(Information provided begins)
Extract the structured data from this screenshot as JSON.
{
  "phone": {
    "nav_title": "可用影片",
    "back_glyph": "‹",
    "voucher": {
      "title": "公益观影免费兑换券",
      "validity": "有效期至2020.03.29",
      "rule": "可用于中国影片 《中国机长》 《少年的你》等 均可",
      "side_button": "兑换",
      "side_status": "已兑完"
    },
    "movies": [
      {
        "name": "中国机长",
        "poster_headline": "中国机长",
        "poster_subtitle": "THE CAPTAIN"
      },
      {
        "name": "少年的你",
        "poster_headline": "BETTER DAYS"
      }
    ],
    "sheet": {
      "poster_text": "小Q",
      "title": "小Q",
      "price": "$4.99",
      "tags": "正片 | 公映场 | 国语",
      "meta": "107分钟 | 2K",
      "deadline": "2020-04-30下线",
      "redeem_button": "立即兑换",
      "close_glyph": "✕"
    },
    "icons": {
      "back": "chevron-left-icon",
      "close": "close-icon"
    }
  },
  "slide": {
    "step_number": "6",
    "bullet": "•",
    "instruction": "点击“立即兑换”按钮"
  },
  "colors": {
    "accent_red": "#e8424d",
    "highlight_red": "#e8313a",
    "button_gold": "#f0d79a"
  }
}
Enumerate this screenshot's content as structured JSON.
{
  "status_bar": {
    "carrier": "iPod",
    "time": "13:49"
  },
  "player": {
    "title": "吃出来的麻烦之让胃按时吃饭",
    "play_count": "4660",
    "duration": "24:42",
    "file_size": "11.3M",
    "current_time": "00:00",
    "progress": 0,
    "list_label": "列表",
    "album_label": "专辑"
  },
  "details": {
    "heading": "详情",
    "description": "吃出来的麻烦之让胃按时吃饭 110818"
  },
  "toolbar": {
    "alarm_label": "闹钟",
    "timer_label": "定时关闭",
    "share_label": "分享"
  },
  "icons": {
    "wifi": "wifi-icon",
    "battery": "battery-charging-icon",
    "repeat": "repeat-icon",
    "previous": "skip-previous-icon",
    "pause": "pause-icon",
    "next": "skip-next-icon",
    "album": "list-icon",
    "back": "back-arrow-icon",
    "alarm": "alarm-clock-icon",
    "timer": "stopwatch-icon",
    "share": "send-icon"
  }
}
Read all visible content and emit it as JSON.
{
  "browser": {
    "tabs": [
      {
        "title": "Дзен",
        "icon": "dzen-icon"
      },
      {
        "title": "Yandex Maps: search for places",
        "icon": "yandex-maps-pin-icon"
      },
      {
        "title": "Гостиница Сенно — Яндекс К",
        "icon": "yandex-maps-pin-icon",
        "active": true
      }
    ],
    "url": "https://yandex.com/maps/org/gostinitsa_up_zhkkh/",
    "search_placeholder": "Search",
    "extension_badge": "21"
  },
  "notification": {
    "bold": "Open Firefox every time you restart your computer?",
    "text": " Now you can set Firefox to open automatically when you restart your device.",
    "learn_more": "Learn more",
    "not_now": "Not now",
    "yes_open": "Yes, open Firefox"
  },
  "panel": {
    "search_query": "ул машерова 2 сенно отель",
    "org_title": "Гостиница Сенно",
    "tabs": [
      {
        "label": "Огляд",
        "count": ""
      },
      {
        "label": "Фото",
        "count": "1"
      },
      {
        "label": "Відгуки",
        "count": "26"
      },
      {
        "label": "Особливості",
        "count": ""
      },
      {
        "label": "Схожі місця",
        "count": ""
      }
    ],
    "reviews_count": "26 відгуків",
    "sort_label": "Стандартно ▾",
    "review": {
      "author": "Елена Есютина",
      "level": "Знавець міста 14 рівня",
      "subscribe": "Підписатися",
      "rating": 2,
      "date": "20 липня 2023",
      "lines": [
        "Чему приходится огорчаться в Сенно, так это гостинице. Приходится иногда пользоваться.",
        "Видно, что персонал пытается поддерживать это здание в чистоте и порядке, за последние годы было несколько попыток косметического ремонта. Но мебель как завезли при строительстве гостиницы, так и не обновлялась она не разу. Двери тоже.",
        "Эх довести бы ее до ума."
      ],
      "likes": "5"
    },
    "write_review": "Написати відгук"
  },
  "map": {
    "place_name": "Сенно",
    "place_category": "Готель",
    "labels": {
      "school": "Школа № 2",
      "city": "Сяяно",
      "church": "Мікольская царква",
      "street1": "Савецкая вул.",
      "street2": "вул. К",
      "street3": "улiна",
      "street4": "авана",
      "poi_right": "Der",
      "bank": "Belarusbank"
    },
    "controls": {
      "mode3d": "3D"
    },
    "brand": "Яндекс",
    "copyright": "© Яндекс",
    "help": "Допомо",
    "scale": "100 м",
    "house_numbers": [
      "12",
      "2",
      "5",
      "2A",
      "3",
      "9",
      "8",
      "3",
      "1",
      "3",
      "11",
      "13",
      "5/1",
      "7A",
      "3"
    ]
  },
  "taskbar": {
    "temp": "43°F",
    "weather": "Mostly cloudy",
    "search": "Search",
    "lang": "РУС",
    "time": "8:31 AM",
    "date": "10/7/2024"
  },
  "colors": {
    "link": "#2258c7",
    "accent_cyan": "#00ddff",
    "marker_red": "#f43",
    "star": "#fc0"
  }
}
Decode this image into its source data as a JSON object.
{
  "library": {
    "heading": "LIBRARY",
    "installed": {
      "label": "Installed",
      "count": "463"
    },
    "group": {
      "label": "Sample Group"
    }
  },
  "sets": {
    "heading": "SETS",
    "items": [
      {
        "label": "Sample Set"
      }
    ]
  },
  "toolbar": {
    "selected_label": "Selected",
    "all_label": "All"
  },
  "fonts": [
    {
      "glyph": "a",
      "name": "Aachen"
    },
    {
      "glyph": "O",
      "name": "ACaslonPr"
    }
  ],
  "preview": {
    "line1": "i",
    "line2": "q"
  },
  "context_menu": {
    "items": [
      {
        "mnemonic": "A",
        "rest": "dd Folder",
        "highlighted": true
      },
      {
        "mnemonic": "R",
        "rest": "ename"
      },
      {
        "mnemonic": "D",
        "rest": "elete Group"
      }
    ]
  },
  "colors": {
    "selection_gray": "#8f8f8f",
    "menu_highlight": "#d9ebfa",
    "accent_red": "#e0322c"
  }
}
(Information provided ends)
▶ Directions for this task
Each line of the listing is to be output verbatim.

▶ Response for this exercise
Extract the structured data from this screenshot as JSON.
{
  "phone": {
    "nav_title": "可用影片",
    "back_glyph": "‹",
    "voucher": {
      "title": "公益观影免费兑换券",
      "validity": "有效期至2020.03.29",
      "rule": "可用于中国影片 《中国机长》 《少年的你》等 均可",
      "side_button": "兑换",
      "side_status": "已兑完"
    },
    "movies": [
      {
        "name": "中国机长",
        "poster_headline": "中国机长",
        "poster_subtitle": "THE CAPTAIN"
      },
      {
        "name": "少年的你",
        "poster_headline": "BETTER DAYS"
      }
    ],
    "sheet": {
      "poster_text": "小Q",
      "title": "小Q",
      "price": "$4.99",
      "tags": "正片 | 公映场 | 国语",
      "meta": "107分钟 | 2K",
      "deadline": "2020-04-30下线",
      "redeem_button": "立即兑换",
      "close_glyph": "✕"
    },
    "icons": {
      "back": "chevron-left-icon",
      "close": "close-icon"
    }
  },
  "slide": {
    "step_number": "6",
    "bullet": "•",
    "instruction": "点击“立即兑换”按钮"
  },
  "colors": {
    "accent_red": "#e8424d",
    "highlight_red": "#e8313a",
    "button_gold": "#f0d79a"
  }
}
Enumerate this screenshot's content as structured JSON.
{
  "status_bar": {
    "carrier": "iPod",
    "time": "13:49"
  },
  "player": {
    "title": "吃出来的麻烦之让胃按时吃饭",
    "play_count": "4660",
    "duration": "24:42",
    "file_size": "11.3M",
    "current_time": "00:00",
    "progress": 0,
    "list_label": "列表",
    "album_label": "专辑"
  },
  "details": {
    "heading": "详情",
    "description": "吃出来的麻烦之让胃按时吃饭 110818"
  },
  "toolbar": {
    "alarm_label": "闹钟",
    "timer_label": "定时关闭",
    "share_label": "分享"
  },
  "icons": {
    "wifi": "wifi-icon",
    "battery": "battery-charging-icon",
    "repeat": "repeat-icon",
    "previous": "skip-previous-icon",
    "pause": "pause-icon",
    "next": "skip-next-icon",
    "album": "list-icon",
    "back": "back-arrow-icon",
    "alarm": "alarm-clock-icon",
    "timer": "stopwatch-icon",
    "share": "send-icon"
  }
}
Read all visible content and emit it as JSON.
{
  "browser": {
    "tabs": [
      {
        "title": "Дзен",
        "icon": "dzen-icon"
      },
      {
        "title": "Yandex Maps: search for places",
        "icon": "yandex-maps-pin-icon"
      },
      {
        "title": "Гостиница Сенно — Яндекс К",
        "icon": "yandex-maps-pin-icon",
        "active": true
      }
    ],
    "url": "https://yandex.com/maps/org/gostinitsa_up_zhkkh/",
    "search_placeholder": "Search",
    "extension_badge": "21"
  },
  "notification": {
    "bold": "Open Firefox every time you restart your computer?",
    "text": " Now you can set Firefox to open automatically when you restart your device.",
    "learn_more": "Learn more",
    "not_now": "Not now",
    "yes_open": "Yes, open Firefox"
  },
  "panel": {
    "search_query": "ул машерова 2 сенно отель",
    "org_title": "Гостиница Сенно",
    "tabs": [
      {
        "label": "Огляд",
        "count": ""
      },
      {
        "label": "Фото",
        "count": "1"
      },
      {
        "label": "Відгуки",
        "count": "26"
      },
      {
        "label": "Особливості",
        "count": ""
      },
      {
        "label": "Схожі місця",
        "count": ""
      }
    ],
    "reviews_count": "26 відгуків",
    "sort_label": "Стандартно ▾",
    "review": {
      "author": "Елена Есютина",
      "level": "Знавець міста 14 рівня",
      "subscribe": "Підписатися",
      "rating": 2,
      "date": "20 липня 2023",
      "lines": [
        "Чему приходится огорчаться в Сенно, так это гостинице. Приходится иногда пользоваться.",
        "Видно, что персонал пытается поддерживать это здание в чистоте и порядке, за последние годы было несколько попыток косметического ремонта. Но мебель как завезли при строительстве гостиницы, так и не обновлялась она не разу. Двери тоже.",
        "Эх довести бы ее до ума."
      ],
      "likes": "5"
    },
    "write_review": "Написати відгук"
  },
  "map": {
    "place_name": "Сенно",
    "place_category": "Готель",
    "labels": {
      "school": "Школа № 2",
      "city": "Сяяно",
      "church": "Мікольская царква",
      "street1": "Савецкая вул.",
      "street2": "вул. К",
      "street3": "улiна",
      "street4": "авана",
      "poi_right": "Der",
      "bank": "Belarusbank"
    },
    "controls": {
      "mode3d": "3D"
    },
    "brand": "Яндекс",
    "copyright": "© Яндекс",
    "help": "Допомо",
    "scale": "100 м",
    "house_numbers": [
      "12",
      "2",
      "5",
      "2A",
      "3",
      "9",
      "8",
      "3",
      "1",
      "3",
      "11",
      "13",
      "5/1",
      "7A",
      "3"
    ]
  },
  "taskbar": {
    "temp": "43°F",
    "weather": "Mostly cloudy",
    "search": "Search",
    "lang": "РУС",
    "time": "8:31 AM",
    "date": "10/7/2024"
  },
  "colors": {
    "link": "#2258c7",
    "accent_cyan": "#00ddff",
    "marker_red": "#f43",
    "star": "#fc0"
  }
}
Decode this image into its source data as a JSON object.
{
  "library": {
    "heading": "LIBRARY",
    "installed": {
      "label": "Installed",
      "count": "463"
    },
    "group": {
      "label": "Sample Group"
    }
  },
  "sets": {
    "heading": "SETS",
    "items": [
      {
        "label": "Sample Set"
      }
    ]
  },
  "toolbar": {
    "selected_label": "Selected",
    "all_label": "All"
  },
  "fonts": [
    {
      "glyph": "a",
      "name": "Aachen"
    },
    {
      "glyph": "O",
      "name": "ACaslonPr"
    }
  ],
  "preview": {
    "line1": "i",
    "line2": "q"
  },
  "context_menu": {
    "items": [
      {
        "mnemonic": "A",
        "rest": "dd Folder",
        "highlighted": true
      },
      {
        "mnemonic": "R",
        "rest": "ename"
      },
      {
        "mnemonic": "D",
        "rest": "elete Group"
      }
    ]
  },
  "colors": {
    "selection_gray": "#8f8f8f",
    "menu_highlight": "#d9ebfa",
    "accent_red": "#e0322c"
  }
}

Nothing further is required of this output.